Just eleven days ago, as I squirmed before delivering my commencement address, the professor who introduced me mispronounced my name. Then, I stood in front of friends, family, professors and those who showed up for the free food, and I began my speech about my experience on graduating from an MFA program in creative writing. Public speaking is nerve-wracking anytime, but attempting to represent my class with words behind a fancy podium in a wacky graduation robe and funky square hat made everything feel that much more chaotic. Still, all in all, my speech went well.
To bring in the News Year’s vibe and my personal goal to put myself into the blogosphere more in 2010, and hopefully inspire you to get your voice heard in all forms, I thought I would throw out some observations I have had about public speaking, and specifically the dreaded literary reading – when a writer gets up in front of an audience and reads their original work.
Photo by Gina Found
One thing is clear, most people are terrified of those 15 minutes in front of a live audience – and it shows. Seeing someone rush, stammer, and fidget through unrehearsed material, never looking up from the page to interact with the listeners, can drag down even the best of writing. Sound painful? It can be, but it doesn’t have to be. Actually it can be kind of fun. Here is what has helped take my fear out of any public reading. I hope it does the same for you.
1. Breath. When your name is called and you walk to the front of the room, under dim lighting with a spotlight in your face, make sure you are breathing. While this seems obvious, I have walked up to a podium and not checked in with myself, and forced out a shallow squeak of a voice. Once I know that I am nervous, it is all down hill, at least until I start breathing.

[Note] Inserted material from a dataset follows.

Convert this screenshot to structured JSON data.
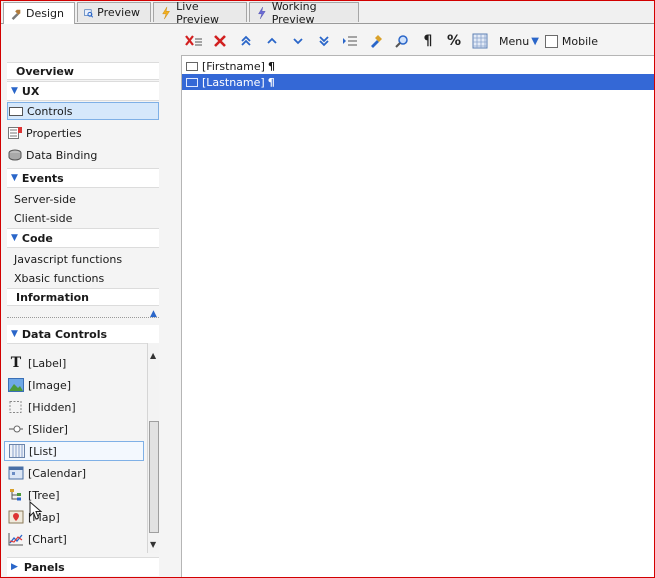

2. Know that 15 minutes passes quickly: No matter how terrible you are, no matter if you crap in your pants and stutter out nine words before blacking out (what I expect will happen to me), time marches on. You will not be awful forever. There is a definite time limit. So you might as well try to kick ass. Even better is that most of us have been trained to applaud at the end. So while you are lying there on the floor, laying there in your own filth, expect to hear the audience clapping encouragement anyway. They will think it is performance art.

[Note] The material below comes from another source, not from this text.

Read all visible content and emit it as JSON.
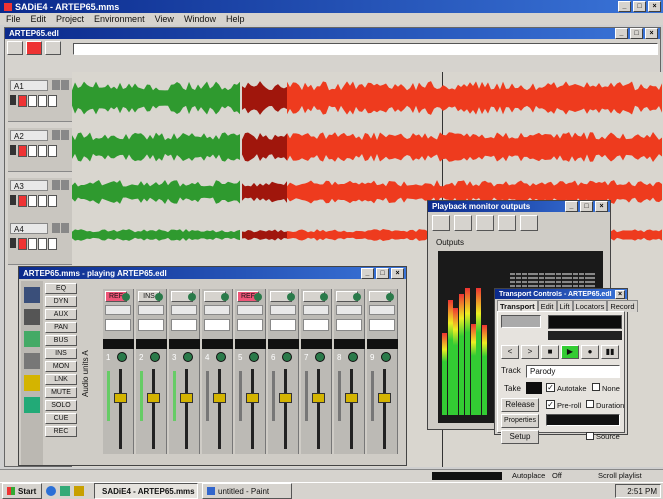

3. Use 16-point font: It is easy to get into the habit of a 12-point font because that is what we as writers probably write in. However, when you are nervous, those letters get even smaller when trying to read. It is much easier to get lost with all those lines if you lift your eyes away from the page. To fix this I print out my readings in 16-point font. I also use “landscape” (versus portrait) and double space everything. I have found it is easier to keep track of where I am with fewer words and lines to follow. This means that I feel more comfortable looking away from the page to engage the folks I am speaking. Yes, this does mean more page turning, but this has never been an issue, especially when following the next suggestion.
Photo by Gina Found

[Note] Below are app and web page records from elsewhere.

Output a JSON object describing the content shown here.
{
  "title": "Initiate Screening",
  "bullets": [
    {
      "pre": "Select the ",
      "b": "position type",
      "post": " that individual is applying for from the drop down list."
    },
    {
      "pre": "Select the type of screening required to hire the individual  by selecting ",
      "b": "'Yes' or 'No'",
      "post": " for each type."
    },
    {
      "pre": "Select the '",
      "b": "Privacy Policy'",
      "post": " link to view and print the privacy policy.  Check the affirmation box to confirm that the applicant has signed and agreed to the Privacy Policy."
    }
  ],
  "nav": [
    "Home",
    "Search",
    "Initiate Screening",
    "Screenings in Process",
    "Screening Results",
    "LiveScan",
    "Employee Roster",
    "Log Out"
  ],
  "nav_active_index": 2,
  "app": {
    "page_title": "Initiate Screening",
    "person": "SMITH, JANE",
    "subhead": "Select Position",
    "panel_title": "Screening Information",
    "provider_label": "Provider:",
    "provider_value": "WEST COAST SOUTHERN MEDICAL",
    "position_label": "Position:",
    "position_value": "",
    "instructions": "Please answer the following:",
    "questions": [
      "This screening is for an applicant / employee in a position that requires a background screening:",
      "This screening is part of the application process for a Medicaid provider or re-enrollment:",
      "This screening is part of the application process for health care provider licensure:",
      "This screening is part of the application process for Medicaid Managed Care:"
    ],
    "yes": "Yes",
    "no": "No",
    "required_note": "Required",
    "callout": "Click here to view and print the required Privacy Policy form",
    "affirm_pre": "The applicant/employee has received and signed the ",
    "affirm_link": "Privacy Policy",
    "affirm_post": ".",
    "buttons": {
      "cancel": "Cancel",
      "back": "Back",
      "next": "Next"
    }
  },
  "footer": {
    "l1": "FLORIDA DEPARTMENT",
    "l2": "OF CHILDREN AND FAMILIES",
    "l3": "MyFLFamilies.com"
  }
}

4. Read slowly: I have seen a lot of writers attempt to power through nerves by powering through their words, keeping their eyes on the page and reading as quickly as possible. This is usually when my eyelids start getting really heavy if I am in the audience. Reading fast might be a benefit for a brief action sequence but never makes sense when reading an emotional section, one that requires some rise and fall, and space for audience reaction. It also eliminates mistakes of the tongue from speaking to quickly. I read slowly enough to articulate my words and give my audience enough room to catch as much as possible.
5. Know what you are reading: I try to practice my reading 50 times (always aloud and a couple of times in front of a mirror) before doing it for real. I think I heard this advice originally from Tananarive Due (who is a killer reader by the way). Lots of practice allows me to really know my material and memorize chunks that can be delivered to my audience comfortably and consciously and gives me the most opportunities to talk with my audience versus talking at them.
Of course, there are a few other ideas I use when preparing for a literary reading, but most of them are just compulsive fine-tuning, which still may make its way on TWL one day. For now these five suggestions get me to my overall goal, which is to connect with the audience and create moments to take chances: do voices, break the fourth wall, talk directly to the audience about what a knucklehead I am or ask them where is the best place to get chili fries before returning to my reading. I hope these suggestions work for you as well – and best of luck at your next reading.
I was thinking about adding an audio file of a recent reading. Let me know if you’re into it.